The chief equity and inclusion officer at Kellogg Community College in Battle Creek, Michigan, is out of a job after posting a photo of himself holding a sign that read, "F*** Trump, F*** McConnell, F*** Graham," at a protest of the president's visit to the city in December, WBCK-FM reported.
College President Adrien Bennings said on Monday that Jorge Zeballos' position is being eliminated and that her office will assume equity and inclusion responsibilities, the station said. Bennings started as president at KCC last month:
Eric Greene, KCC's chief communications, told the Battle Creek Enquirer that the move had nothing to do with Zeballos' controversial actions: "I don't think it would be fair to say that had anything to do with this. It had to do with the college being fiscal stewards of its resources, within any position at the college, there needs to be a clear demonstrated need."

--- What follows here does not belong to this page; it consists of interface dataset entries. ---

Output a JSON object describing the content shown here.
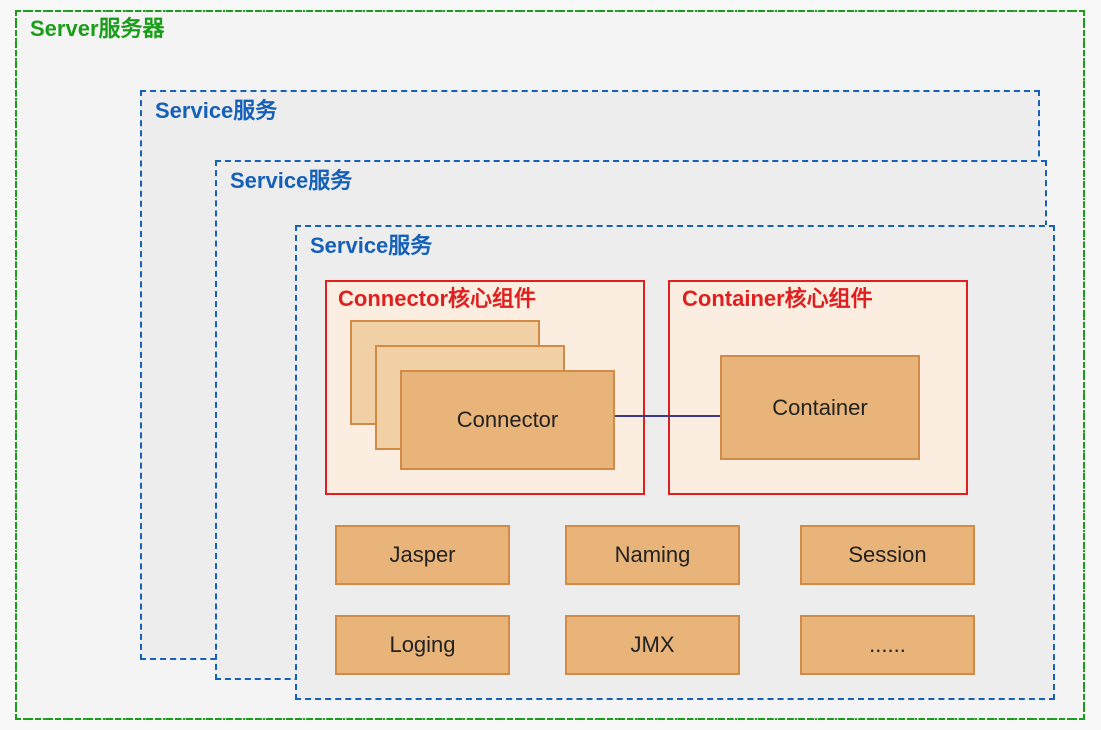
{
  "server": {
    "label": "Server服务器"
  },
  "services": {
    "label": "Service服务"
  },
  "connectorGroup": {
    "label": "Connector核心组件",
    "box": "Connector"
  },
  "containerGroup": {
    "label": "Container核心组件",
    "box": "Container"
  },
  "modules": {
    "r1c1": "Jasper",
    "r1c2": "Naming",
    "r1c3": "Session",
    "r2c1": "Loging",
    "r2c2": "JMX",
    "r2c3": "......"
  }
}
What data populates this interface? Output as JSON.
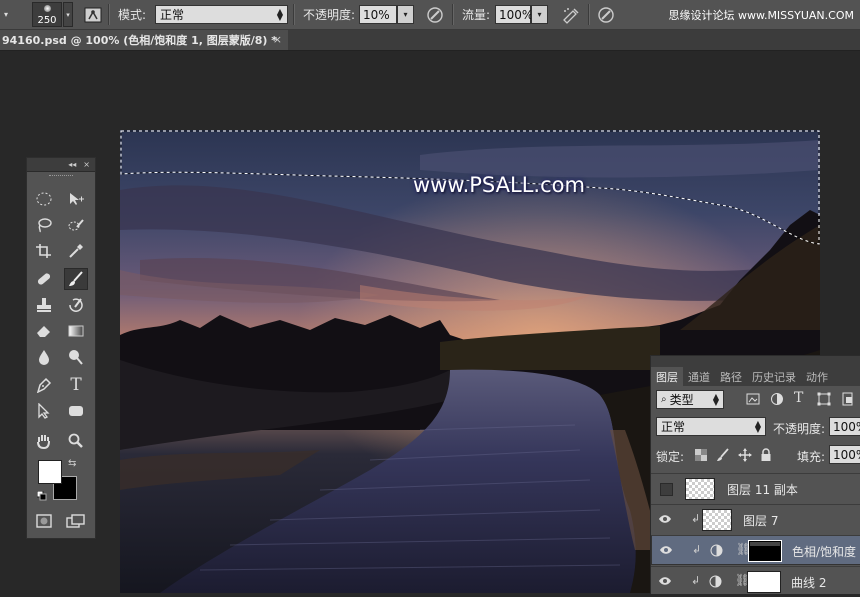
{
  "options_bar": {
    "brush_size": "250",
    "mode_label": "模式:",
    "mode_value": "正常",
    "opacity_label": "不透明度:",
    "opacity_value": "10%",
    "flow_label": "流量:",
    "flow_value": "100%",
    "site_credit": "思缘设计论坛 www.MISSYUAN.COM"
  },
  "document_tab": {
    "title": "94160.psd @ 100% (色相/饱和度 1, 图层蒙版/8) *",
    "close": "×"
  },
  "canvas": {
    "watermark": "www.PSALL.com"
  },
  "tools_panel": {
    "collapse": "◂◂",
    "close": "×"
  },
  "layers_panel": {
    "tabs": [
      "图层",
      "通道",
      "路径",
      "历史记录",
      "动作"
    ],
    "filter_kind": "类型",
    "blend_mode": "正常",
    "opacity_label": "不透明度:",
    "opacity_value": "100%",
    "lock_label": "锁定:",
    "fill_label": "填充:",
    "fill_value": "100%",
    "layers": [
      {
        "name": "图层 11 副本",
        "visible": false,
        "clipped": false,
        "type": "pixel",
        "selected": false
      },
      {
        "name": "图层 7",
        "visible": true,
        "clipped": true,
        "type": "pixel",
        "selected": false
      },
      {
        "name": "色相/饱和度",
        "visible": true,
        "clipped": true,
        "type": "adjustment",
        "selected": true
      },
      {
        "name": "曲线 2",
        "visible": true,
        "clipped": true,
        "type": "adjustment",
        "selected": false
      }
    ]
  },
  "colors": {
    "foreground": "#ffffff",
    "background": "#000000",
    "ui_panel": "#535353",
    "selection_highlight": "#606b80"
  }
}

But last month, the college released a statement emphasizing Zeballos expressed personal opinions on his own time and not as a representative of the school, WWMT said, adding that he was still working at KCC.

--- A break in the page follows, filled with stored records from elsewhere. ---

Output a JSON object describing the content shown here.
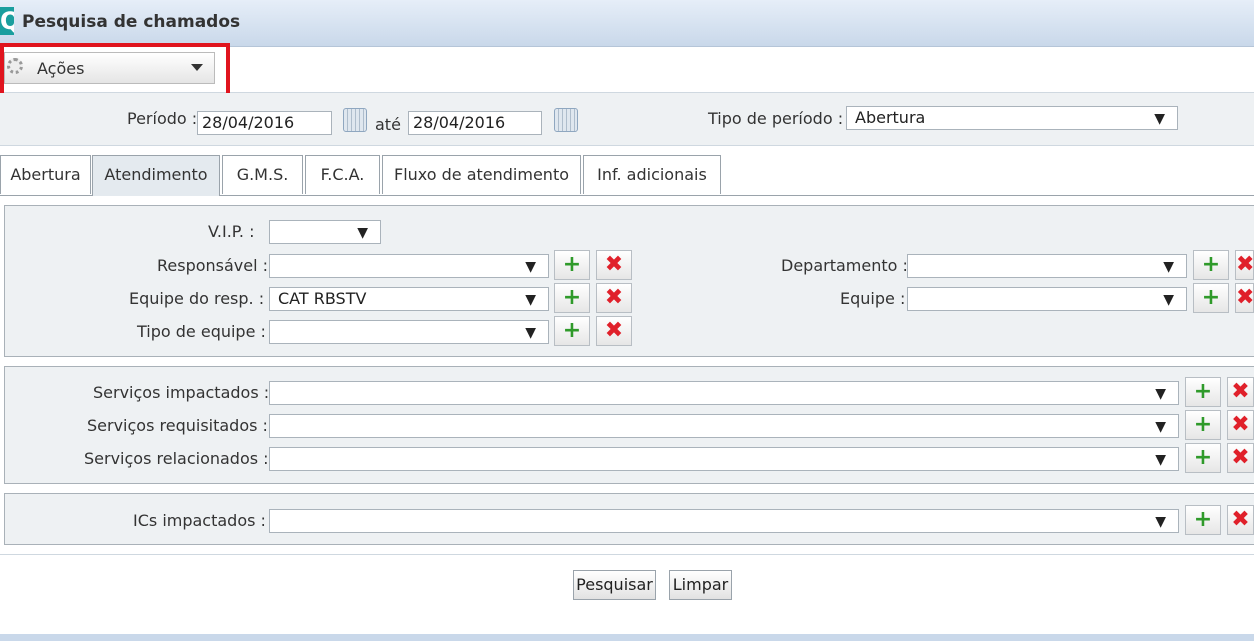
{
  "window": {
    "title": "Pesquisa de chamados",
    "app_icon": "Q"
  },
  "actions": {
    "label": "Ações"
  },
  "period": {
    "label": "Período :",
    "from": "28/04/2016",
    "to_label": "até",
    "to": "28/04/2016",
    "type_label": "Tipo de período :",
    "type_value": "Abertura"
  },
  "tabs": [
    {
      "label": "Abertura"
    },
    {
      "label": "Atendimento"
    },
    {
      "label": "G.M.S."
    },
    {
      "label": "F.C.A."
    },
    {
      "label": "Fluxo de atendimento"
    },
    {
      "label": "Inf. adicionais"
    }
  ],
  "fields": {
    "vip": {
      "label": "V.I.P. :",
      "value": ""
    },
    "responsavel": {
      "label": "Responsável :",
      "value": ""
    },
    "equipe_resp": {
      "label": "Equipe do resp. :",
      "value": "CAT RBSTV"
    },
    "tipo_equipe": {
      "label": "Tipo de equipe :",
      "value": ""
    },
    "departamento": {
      "label": "Departamento :",
      "value": ""
    },
    "equipe": {
      "label": "Equipe :",
      "value": ""
    },
    "servicos_impactados": {
      "label": "Serviços impactados :",
      "value": ""
    },
    "servicos_requisitados": {
      "label": "Serviços requisitados :",
      "value": ""
    },
    "servicos_relacionados": {
      "label": "Serviços relacionados :",
      "value": ""
    },
    "ics_impactados": {
      "label": "ICs impactados :",
      "value": ""
    }
  },
  "buttons": {
    "search": "Pesquisar",
    "clear": "Limpar"
  },
  "icons": {
    "add": "add-search-icon",
    "remove": "delete-x-icon",
    "calendar": "calendar-icon",
    "gear": "gear-icon"
  },
  "colors": {
    "highlight": "#e0141e",
    "titlebar": "#c9d8ea",
    "panel": "#eef1f3"
  }
}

"However, this matter is a teachable moment and healthy reminder for all KCC employees that our actions as individuals can have an impact on the institution," the statement said, the station reported. "Whether that impact affects an individual's employment status at KCC, positively or negatively, is a determination made via KCC's ongoing performance management process"
What's the background?
Zeballos took part in the Dec. 18 protest — and he later posted the photo in question to his Facebook page, which is no longer publicly accessible, WWMT-TV reported.
But screenshots still exist:
Image source: Facebook, redacted
'A sincere apology'
Zeballos recently addressed the KCC board of trustees and apologized for his actions, Campus Reform reported.
"The first thing I want to say is that the last couple of weeks have been really challenging for the institution and for me personally," Zeballos said. "This set of events has given me the opportunity to go into some deep reflection about my actions and the impact on the institution, so I want to offer this tonight: a sincere apology to the Board, my colleagues, Dr. Bennings, to students, to the community for the impact that my actions have had and the reactions that they have generated. I commit to moving forward, being much more mindful of any actions that I take and the impact that they might have on this institution. And I also firmly commit to taking any steps necessary to repair any trust that has been broken. Thank you."
After Zeballos spoke, KCC student Kimberly Towski addressed the board and said Zeballos has the right to free speech under the First Amendment, Campus Reform reported.
But Hal Longman argued that "somebody who's in the upper echelon of education using that kind of ... language just exposes [their] ignorance ..." the outlet noted.
Community member Joni Jones called Zeballos' actions "below the dignity of the office" of chief equity and inclusion officer and asked, "Is this the type of language that we taxpayers or you board members expect from a public higher education administrator? Is there not a code of conduct fo KCC employees?" Campus Reform added.
But one attendee noted to the outlet that "people ... found a way to attack and say, 'Hey, we want to get one of you brown people out of a position of power,' it's just white privilege. It's just that white entitlement piece straight across the board."